Find a comfortable environment. When using THC, you do have to remember it is a mind-altering compound. When you are under the effect of marijuana in an uncomfortable environment, this can often compound that feeling of discomfort and anxiety. Curl up and watch a movie, go out and play with the kids or pets, read your favorite book - do what makes you happy and comfortable! A common yoga breathing technique used for relaxation is the 4-7-8 breath: sitting comfortably, empty your lungs with a full breath out the mouth; then, take a deep breath in through the nose (with mouth closed) for 4 seconds, hold your breath for a count of 7 seconds, and slowly exhale through your mouth for 8 seconds. Repeat this process until you feel calm and relaxed.
Find the right strains for your conditions - and keep track of which strain works! The most powerful thing about medical marijuana treatment is it allows the patient vastly more freedom and control over their treatment and goals. We are always here for support, but nobody is going to understand the effects each strain has on you better than you. Having trouble with high-THC strains? Try using an indica strain, which has a much more balance ratio of THC to CBD. Avoid using sativa strains that are characterized by high-THC and low-CBD balance.

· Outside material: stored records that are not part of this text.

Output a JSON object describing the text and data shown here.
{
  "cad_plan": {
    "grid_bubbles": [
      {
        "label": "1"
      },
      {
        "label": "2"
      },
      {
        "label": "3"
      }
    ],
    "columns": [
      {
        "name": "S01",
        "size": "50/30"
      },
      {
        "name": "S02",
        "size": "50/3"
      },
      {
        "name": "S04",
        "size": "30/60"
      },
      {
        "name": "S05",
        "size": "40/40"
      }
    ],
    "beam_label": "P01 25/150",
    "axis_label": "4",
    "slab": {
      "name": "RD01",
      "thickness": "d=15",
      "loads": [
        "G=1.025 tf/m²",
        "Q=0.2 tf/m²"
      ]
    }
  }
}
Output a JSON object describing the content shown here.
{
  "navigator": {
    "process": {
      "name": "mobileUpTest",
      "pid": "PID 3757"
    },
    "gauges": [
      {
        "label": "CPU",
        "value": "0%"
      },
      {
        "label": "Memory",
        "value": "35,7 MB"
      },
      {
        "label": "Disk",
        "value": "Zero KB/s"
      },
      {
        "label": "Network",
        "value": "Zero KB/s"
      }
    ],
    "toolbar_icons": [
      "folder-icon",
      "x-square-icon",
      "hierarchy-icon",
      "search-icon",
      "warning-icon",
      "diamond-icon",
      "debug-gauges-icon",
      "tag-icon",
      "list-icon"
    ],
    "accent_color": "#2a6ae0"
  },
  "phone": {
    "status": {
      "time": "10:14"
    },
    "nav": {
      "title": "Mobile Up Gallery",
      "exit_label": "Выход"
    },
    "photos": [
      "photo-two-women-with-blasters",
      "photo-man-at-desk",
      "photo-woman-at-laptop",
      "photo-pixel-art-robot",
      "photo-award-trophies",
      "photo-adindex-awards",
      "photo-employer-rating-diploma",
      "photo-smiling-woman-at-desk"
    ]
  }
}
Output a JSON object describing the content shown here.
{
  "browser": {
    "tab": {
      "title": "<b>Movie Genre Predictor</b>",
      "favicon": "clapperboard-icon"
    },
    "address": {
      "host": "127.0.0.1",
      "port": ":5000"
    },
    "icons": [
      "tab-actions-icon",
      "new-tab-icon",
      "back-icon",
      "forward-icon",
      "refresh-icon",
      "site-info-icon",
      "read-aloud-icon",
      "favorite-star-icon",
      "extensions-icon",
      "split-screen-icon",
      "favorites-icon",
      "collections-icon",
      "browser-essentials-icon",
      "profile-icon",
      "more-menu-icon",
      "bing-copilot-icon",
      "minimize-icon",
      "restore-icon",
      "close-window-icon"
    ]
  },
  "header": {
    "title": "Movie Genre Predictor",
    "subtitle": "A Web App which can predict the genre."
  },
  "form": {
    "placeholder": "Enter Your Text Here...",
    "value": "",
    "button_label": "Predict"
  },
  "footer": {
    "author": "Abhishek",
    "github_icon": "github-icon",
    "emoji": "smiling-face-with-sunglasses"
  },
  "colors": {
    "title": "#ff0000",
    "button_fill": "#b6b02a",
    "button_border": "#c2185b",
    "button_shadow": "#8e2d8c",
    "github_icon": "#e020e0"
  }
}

And just remember, if you do have an episode of anxiety, it will pass. It's not permanent, and depending on the method of ingestion, it can be over within a few hours. It can be a scary feeling, and one that we want all of our patients to avoid. If you are ever in doubt, consult with a resource; whether you give our Patient Support Center a call, call the dispensary where you bought the product, or use the resources provided in this article. You are not alone - due to prohibition blocking medical marijuana research, we’re all figuring this out together.